City of Gainesville. Article I.5. – Gainesville Green Building Program. Revised June 17, 2015.
Florida Green Building Coalition. Florida Green Home Certification Standard. Revised June 17, 2015.
N.C. Clean Energy Technology Center. Database of State Incentives for Renewables and Efficiency (DSIRE).
US Department of Energy. Building America: Bringing Building Innovations to Market. Revised June 17, 2015.
US Environmental Protection Agency. Certified New Homes. Revised June 17, 2015.
US Green Building Council (USGBC). Leadership in Energy and Environmental Design (LEED). Revised June 17, 2015.
Authors: Barbra Larsona and Nicholas Taylorb
Editor: Hal S. Knowles, IIIb
Reviewers: Robin Vieirac and James Sullivand
First published January 2011. Revised June 2015.
a Soil and Water Science Department, Florida Cooperative Extension Service, Institute of Food and Agricultural Sciences, University of Florida, Gainesville, FL
b Program for Resource Efficient Communities, Florida Cooperative Extension Service, Institute of Food and Agricultural Sciences, University of Florida, Gainesville, FL
c University of Central Florida, Florida Solar Energy Center, Cocoa, FL
d M.E. Rinker, Sr., School of Building Construction, University of Florida, Gainesville, FL
Gainesville Regional Utilities provided data on energy usage of Gainesville homes.
This is a fact sheet for the Florida Energy Systems Consortium (FESC). The goal of the consortium is to become a world leader in energy research, education, technology, and energy systems analysis.
 The permit fee reduction in the ordinance as it was originally enacted was 50%, but it was subsequently changed to 25% for budgetary reasons.

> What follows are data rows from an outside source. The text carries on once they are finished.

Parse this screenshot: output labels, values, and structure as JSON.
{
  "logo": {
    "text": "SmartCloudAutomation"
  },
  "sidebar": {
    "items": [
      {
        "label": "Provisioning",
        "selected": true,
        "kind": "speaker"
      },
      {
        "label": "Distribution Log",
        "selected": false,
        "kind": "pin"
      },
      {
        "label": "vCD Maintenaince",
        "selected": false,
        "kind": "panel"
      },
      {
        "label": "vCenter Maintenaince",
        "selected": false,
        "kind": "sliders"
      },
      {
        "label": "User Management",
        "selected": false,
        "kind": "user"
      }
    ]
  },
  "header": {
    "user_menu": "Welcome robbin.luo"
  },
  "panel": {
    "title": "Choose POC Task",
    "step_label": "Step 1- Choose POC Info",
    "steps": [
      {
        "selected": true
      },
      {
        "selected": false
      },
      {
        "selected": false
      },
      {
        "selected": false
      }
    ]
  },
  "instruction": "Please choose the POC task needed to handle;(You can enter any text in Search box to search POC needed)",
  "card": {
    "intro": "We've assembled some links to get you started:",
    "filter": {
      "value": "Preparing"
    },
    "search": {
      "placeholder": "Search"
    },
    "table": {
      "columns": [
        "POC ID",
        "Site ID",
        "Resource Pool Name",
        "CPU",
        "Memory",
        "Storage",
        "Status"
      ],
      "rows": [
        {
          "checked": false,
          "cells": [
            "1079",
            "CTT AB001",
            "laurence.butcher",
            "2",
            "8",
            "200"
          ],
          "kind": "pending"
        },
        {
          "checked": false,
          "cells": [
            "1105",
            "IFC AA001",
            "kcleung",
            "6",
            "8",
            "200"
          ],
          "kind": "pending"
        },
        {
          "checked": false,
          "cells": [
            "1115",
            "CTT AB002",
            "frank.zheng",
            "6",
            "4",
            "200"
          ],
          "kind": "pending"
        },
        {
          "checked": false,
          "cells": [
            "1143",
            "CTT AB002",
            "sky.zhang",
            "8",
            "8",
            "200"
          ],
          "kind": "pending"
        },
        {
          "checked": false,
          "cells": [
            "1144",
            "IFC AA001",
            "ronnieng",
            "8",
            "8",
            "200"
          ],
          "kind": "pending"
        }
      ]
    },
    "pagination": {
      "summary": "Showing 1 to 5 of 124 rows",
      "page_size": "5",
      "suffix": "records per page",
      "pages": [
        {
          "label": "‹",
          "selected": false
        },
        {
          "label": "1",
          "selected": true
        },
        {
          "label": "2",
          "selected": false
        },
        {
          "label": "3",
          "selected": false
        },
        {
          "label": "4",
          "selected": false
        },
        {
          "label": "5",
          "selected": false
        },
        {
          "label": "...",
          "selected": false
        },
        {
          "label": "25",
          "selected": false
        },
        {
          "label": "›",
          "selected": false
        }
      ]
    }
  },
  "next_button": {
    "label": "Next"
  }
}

 North Point at Ironwood homes were evaluated for ENERGY STAR compliance during the time that the HERS rating changed from the HERS Score to the HERS Index and the Florida Building Code changed. For the 22 homes evaluated under the newer HERS Index (after July 2007), the average HERS Index rating was 77.5. Until July 2009 the requirement to quality as an ENERGY STAR home in Florida was a HERS Index rating of 80 or lower. (It is now 77 or lower.) Under the current rating structure, each 1-point decrease in the HERS Index is expected to correspond to a 1% increase in energy efficiency, with the 2004 International Energy Conservation Code (IECC) as the basis. A home with a HERS rating of 77 would therefore be expected to be 23% more energy efficient than a home built to 2004 IECC standards. A home built to Florida’s stricter 2007 energy code for residential construction would be expected to achieve a HERS Index rating of about 85 to 90. Therefore, based on their HERS Index ratings, we would expect the North Point homes evaluated to use, on average, 7.5% to 12.5% less energy than comparable homes built to the Florida 2007 energy code.
 See the fact sheet in this series titled GHG Case Study: Reducing Landscape Inputs (Lathrop & Associates, Inc., Office Retrofit)

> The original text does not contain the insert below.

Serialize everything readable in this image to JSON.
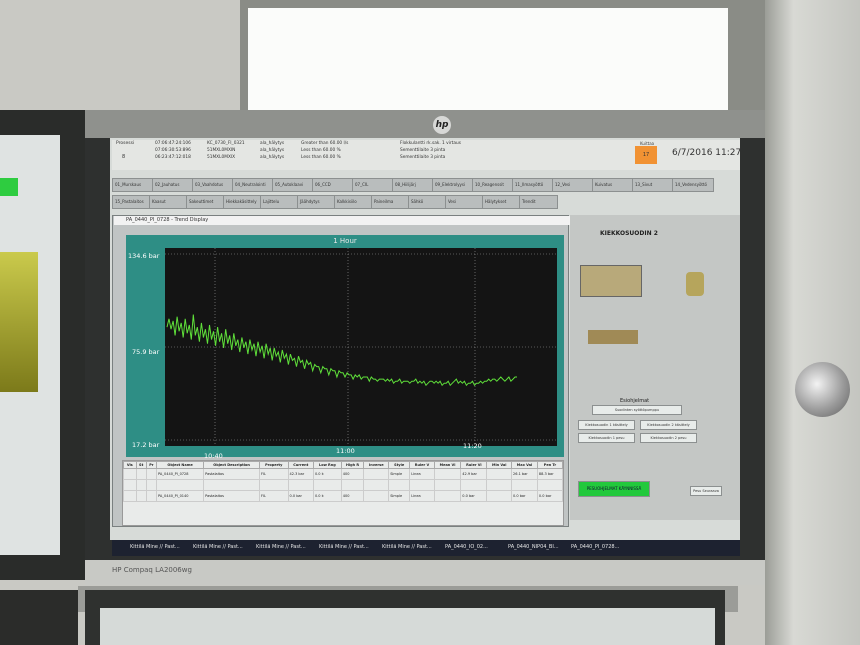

 Jones, P. H., Taylor, N. W., Kipp, M. J., and Knowles, H. S. (2010). Quantify household energy performance using annual community baselines. Revised June 17, 2015.

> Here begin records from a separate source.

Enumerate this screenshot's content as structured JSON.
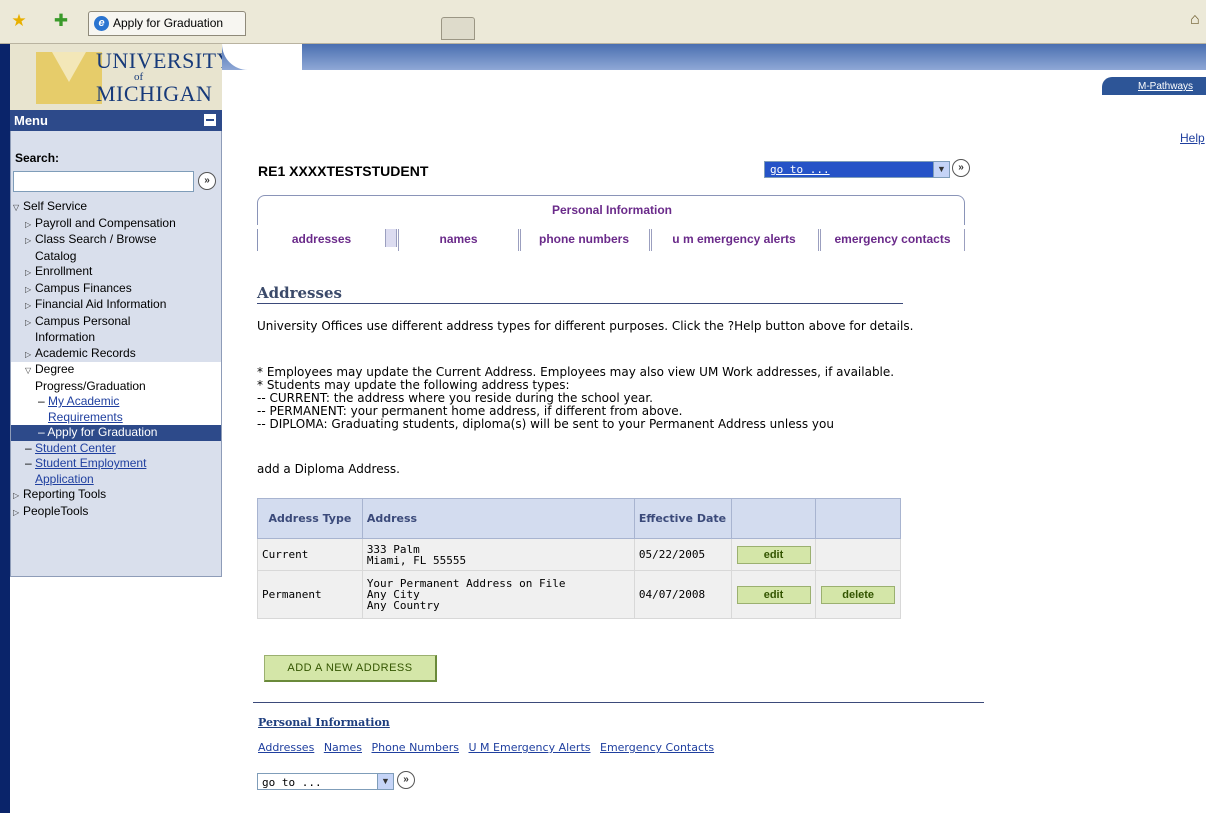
{
  "browser": {
    "tab_title": "Apply for Graduation",
    "ie_icon_letter": "e",
    "favorite_star": "★",
    "add_favorite_star": "✚",
    "home_glyph": "⌂"
  },
  "logo": {
    "line1": "UNIVERSITY",
    "line2": "of",
    "line3": "MICHIGAN"
  },
  "header": {
    "pathways_link": "M-Pathways",
    "help_link": "Help"
  },
  "menu": {
    "title": "Menu",
    "search_label": "Search:",
    "search_value": "",
    "go_glyph": "»",
    "items": [
      {
        "label": "Self Service",
        "level": 1,
        "icon": "triangle-down-icon"
      },
      {
        "label": "Payroll and Compensation",
        "level": 2,
        "icon": "triangle-right-icon"
      },
      {
        "label": "Class Search / Browse",
        "cont": "Catalog",
        "level": 2,
        "icon": "triangle-right-icon"
      },
      {
        "label": "Enrollment",
        "level": 2,
        "icon": "triangle-right-icon"
      },
      {
        "label": "Campus Finances",
        "level": 2,
        "icon": "triangle-right-icon"
      },
      {
        "label": "Financial Aid Information",
        "level": 2,
        "icon": "triangle-right-icon"
      },
      {
        "label": "Campus Personal",
        "cont": "Information",
        "level": 2,
        "icon": "triangle-right-icon"
      },
      {
        "label": "Academic Records",
        "level": 2,
        "icon": "triangle-right-icon"
      },
      {
        "label": "Degree",
        "cont": "Progress/Graduation",
        "level": 2,
        "icon": "triangle-down-icon"
      },
      {
        "label": "My Academic",
        "cont": "Requirements",
        "level": 3,
        "link": true
      },
      {
        "label": "Apply for Graduation",
        "level": 3,
        "selected": true
      },
      {
        "label": "Student Center",
        "level": 2,
        "link": true
      },
      {
        "label": "Student Employment",
        "cont": "Application",
        "level": 2,
        "link": true
      },
      {
        "label": "Reporting Tools",
        "level": 1,
        "icon": "triangle-right-icon"
      },
      {
        "label": "PeopleTools",
        "level": 1,
        "icon": "triangle-right-icon"
      }
    ]
  },
  "main": {
    "student_name": "RE1 XXXXTESTSTUDENT",
    "goto_label": "go to ...",
    "personal_info_title": "Personal Information",
    "tabs": [
      {
        "label": "addresses",
        "active": true
      },
      {
        "label": "names"
      },
      {
        "label": "phone numbers"
      },
      {
        "label": "u m emergency alerts"
      },
      {
        "label": "emergency contacts"
      }
    ],
    "section_title": "Addresses",
    "para1": "University Offices use different address types for different purposes. Click the ?Help button above for details.",
    "para2_lines": [
      "* Employees may update the Current Address. Employees may also view UM Work addresses, if available.",
      "* Students may update the following address types:",
      "-- CURRENT: the address where you reside during the school year.",
      "-- PERMANENT: your permanent home address, if different from above.",
      "-- DIPLOMA: Graduating students, diploma(s) will be sent to your Permanent Address unless you"
    ],
    "para3": "add a Diploma Address.",
    "table": {
      "headers": [
        "Address Type",
        "Address",
        "Effective Date",
        "",
        ""
      ],
      "rows": [
        {
          "type": "Current",
          "address": [
            "333 Palm",
            "Miami, FL 55555"
          ],
          "date": "05/22/2005",
          "edit": "edit",
          "delete": ""
        },
        {
          "type": "Permanent",
          "address": [
            "Your Permanent Address on File",
            "Any City",
            "Any Country"
          ],
          "date": "04/07/2008",
          "edit": "edit",
          "delete": "delete"
        }
      ]
    },
    "add_button": "ADD A NEW ADDRESS",
    "bottom_title": "Personal Information",
    "bottom_links": [
      "Addresses",
      "Names",
      "Phone Numbers",
      "U M Emergency Alerts",
      "Emergency Contacts"
    ],
    "bottom_goto": "go to ..."
  }
}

 In 2009 these homes met the ENERGY STAR performance expectations, since they were expected to consume at least 7.5% less energy than comparable homes according to their HERS indices. It is important to compare actual to expected performance and to use appropriate baselines when making these comparisons.
 ekWh (i.e., kilowatt hour equivalency) is calculated by converting kWh for electric use to BTUs, combining with BTU use from natural gas where appropriate, and converting to kWh to present total energy use (electric and natural gas) in ekWh.
 CO2e (i.e., carbon dioxide equivalency) is calculated by converting all relevant greenhouse gas (GHG) emissions (e.g., carbon dioxide, methane, and nitrous oxide most commonly) for that emissions source into the common unit of carbon dioxide equivalency by multiplying them by their individual global warming potential (GWP).
 This (84,617,874 lbs of CO2e / year for all homes in Florida built in 2008) is equivalent to avoiding the combustion of 4,158,126 gallons of gasoline (or 107.4 gallons per home) as each gallon results in 20.35 lbs of CO2 (Source: fueleconomy.gov).